Melody Barnes is President Obama’s Director of the Domestic Policy Council. She participated in a conversation today at Washington’s National Cathedral with the Very Rev. Samuel T. Lloyd III. I liked his careful, thoughtful and interesting questions. Questions were also taken from the live audience.
This entire conversation was recorded and is available to watch at the National Cathedral website, nationalcathedral.org here (with Windows Media). My summary is likely inaccurate, a warning, and should be checked and verified on the recording (with visuals) as this post is independent, not sanctioned or acknowledged by the National Cathedral.
Samuel T. Lloyd III
The conversation had to do with the Administration’s Domestic Policy immediately following the vote on health care yesterday and the Fort Hood military episode last week.
With all the current issues in front of the agenda, health care is legislatively at the top now because it concerns and worries everyone and permeates everyone’s life, according to Barnes. There is fear and hope in the eyes of Americans, Barnes says. The administration knows that many Americans are living with the suffering and the feeling of insecurity from inadequate health care.
Dean Lloyd asks her which other urgent topics they are looking at? Her immediate answer is job creation. Unemployment is rising and job creation is a lagging indicator when the economy turns around. Job training is a priority with her office, she says. Education initiatives and immigration reform are also being investigated, she says.
The conversation moved on to the role of faith in public life. The constitutional democracy of America wants to reach out to faith leaders, because of the importance of faith to the common good, Barnes says.
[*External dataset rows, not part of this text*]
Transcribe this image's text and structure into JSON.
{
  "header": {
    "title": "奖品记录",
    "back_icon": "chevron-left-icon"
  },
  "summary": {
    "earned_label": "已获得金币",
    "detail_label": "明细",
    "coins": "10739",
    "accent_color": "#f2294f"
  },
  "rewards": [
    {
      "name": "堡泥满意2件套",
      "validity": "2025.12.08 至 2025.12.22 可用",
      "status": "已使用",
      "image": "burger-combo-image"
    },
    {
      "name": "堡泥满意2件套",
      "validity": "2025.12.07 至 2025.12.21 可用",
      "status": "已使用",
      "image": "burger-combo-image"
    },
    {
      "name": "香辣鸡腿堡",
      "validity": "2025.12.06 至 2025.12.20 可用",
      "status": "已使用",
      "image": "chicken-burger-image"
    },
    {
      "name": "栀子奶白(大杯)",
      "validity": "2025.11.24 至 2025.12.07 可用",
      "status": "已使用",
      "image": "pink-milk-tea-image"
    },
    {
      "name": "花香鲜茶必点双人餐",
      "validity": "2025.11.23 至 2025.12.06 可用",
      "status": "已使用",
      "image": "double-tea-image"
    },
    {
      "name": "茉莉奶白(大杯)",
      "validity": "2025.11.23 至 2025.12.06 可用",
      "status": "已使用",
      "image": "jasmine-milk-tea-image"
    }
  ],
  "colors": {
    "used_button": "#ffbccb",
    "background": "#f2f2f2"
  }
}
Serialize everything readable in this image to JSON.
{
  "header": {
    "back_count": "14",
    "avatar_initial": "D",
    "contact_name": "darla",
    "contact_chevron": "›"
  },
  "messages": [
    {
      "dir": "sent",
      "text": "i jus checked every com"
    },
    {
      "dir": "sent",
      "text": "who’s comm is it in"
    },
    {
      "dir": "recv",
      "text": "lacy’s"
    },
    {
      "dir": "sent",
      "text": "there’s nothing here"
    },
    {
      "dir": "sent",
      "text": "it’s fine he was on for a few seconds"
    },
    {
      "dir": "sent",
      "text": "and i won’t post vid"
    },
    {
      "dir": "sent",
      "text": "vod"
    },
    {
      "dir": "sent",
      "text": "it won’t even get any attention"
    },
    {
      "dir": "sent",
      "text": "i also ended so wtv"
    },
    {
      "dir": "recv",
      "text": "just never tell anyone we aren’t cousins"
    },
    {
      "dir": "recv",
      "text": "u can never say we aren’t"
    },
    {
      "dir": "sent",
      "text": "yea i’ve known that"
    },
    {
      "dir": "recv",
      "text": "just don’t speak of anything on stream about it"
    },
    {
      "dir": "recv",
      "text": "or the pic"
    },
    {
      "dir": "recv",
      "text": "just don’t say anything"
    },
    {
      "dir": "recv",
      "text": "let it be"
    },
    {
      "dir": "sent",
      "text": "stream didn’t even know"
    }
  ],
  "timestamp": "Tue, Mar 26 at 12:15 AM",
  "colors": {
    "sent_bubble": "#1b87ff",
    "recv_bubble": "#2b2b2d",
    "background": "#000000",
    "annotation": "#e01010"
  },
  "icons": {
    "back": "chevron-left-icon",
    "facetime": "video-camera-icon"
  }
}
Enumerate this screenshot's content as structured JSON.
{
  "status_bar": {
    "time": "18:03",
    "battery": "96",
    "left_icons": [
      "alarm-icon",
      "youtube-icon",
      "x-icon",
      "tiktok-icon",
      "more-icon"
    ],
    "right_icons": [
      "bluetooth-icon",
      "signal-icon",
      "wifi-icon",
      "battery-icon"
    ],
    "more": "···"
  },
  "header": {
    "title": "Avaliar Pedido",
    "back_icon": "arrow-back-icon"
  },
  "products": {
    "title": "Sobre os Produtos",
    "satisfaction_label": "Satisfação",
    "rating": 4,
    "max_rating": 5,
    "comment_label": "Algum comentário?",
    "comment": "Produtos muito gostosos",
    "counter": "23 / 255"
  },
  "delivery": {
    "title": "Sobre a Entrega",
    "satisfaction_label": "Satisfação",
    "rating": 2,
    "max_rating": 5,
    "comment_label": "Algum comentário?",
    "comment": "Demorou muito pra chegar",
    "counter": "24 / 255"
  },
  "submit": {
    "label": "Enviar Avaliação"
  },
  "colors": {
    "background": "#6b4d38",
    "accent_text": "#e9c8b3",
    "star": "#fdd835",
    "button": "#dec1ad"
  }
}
There is expertise within the faith community in health care and immigration where the faith community can help at the ground level, she asserts.
Dean Lloyd asks if there is a place for the religious community to have a role? People are rattled and anxious. Clergy can acknowledge it, he says, and can deepen their sense that they are part of something that is at work. Is there a way to tap into the commitment, the trust, hope and public good despite the diversities of religions?
To which Barnes replies that “we are all more alike than we are different” and that common goals, purpose and good bring us together. Through national service and community solutions, the church can work together with her Office of Social Innovation and Civic Participation to address big national challenges. She says that the faith community has an important role to play there. She says that the administration is clear that we must move forward, and the choices are difficult.
“We know we have to make progress to achieve these goals,” Barnes says. She gave an anecdote that her swim coach once told her that she had to keep pace and use her own strokes to swim better at meets, and she thinks this is wise advice for us all.
Barnes is questioned by the audience: what can be done to encourage civil discourse?
Barnes replies that the lawmakers can set a good example, they can reach out in a bipartisan way. The administration is traveling to communities around the country not normally consulted and having face-to-face conversations.
She is also asked if religious communities have a specific role in responding to Fort Hood? She says information is still being gathered, and the question implies that people want to keep the temperature down and understand the issues, and that we are a single community trying to have a civil discourse.
When asked if religion has a role to play in politics, Barnes replies that religions care "on the ground" and can touch individuals and gain expertise.
Dean Lloyd continues the conversation by discussing the seamless division between freedom and social justice that we live in everyday.
And Melody Barnes recommends the book “A Stone of Hope: Prophetic Religion and the Death of Jim Crow" by David Chappell because it documents the important role of the church in the civil rights community where churches helped. Churches and places of worship have been gathering places throughout history, where the prophetic voice in the pulpit “has spoken truth to power.”
Barnes is asked “how we engage different groups” to which she suggests “sitting down and discussing," and articulating values and what the leadership had been doing in the community within the parameters of democratic ideals. She thinks the question shows the diversity within the religious community.
She is asked if there is a moral appeal to be made for health care reform? Barnes replies that there are economic and moral imperatives that move the administration forward.
Concerning job creation, Barnes says that within this multi-faceted subject, small business owners and businesses in the “green space” can be incentivized to hire more people. Another component is the promotion of education that is necessary to compete with necessary skills and certification. In the arena of jobs, she says the “new normal” is about women and jobs. She says that China is now moving on a fast pace as an energy economy.
She says that the administration is talking about what they’re trying to do, and they want to be honest with Americans. They talk about it with Americans to gain trust. They want Americans to be actively engaged with solutions. Greater trust grows from communication, she says.
Dean Lloyd asks Barnes what she hopes will happen during the President Obama’s first term? She hopes for greater security for the people, that citizens are feeling more engaged with their government, that they see benefits of being actively involved, and that people feel more involved.
The entire conversation contains more information on these and many other subjects not listed above. This post is designed merely to be helpful.
Again, my thanks are extended to the National Cathedral for this interesting conversation. Any mistakes in this writing are solely my own.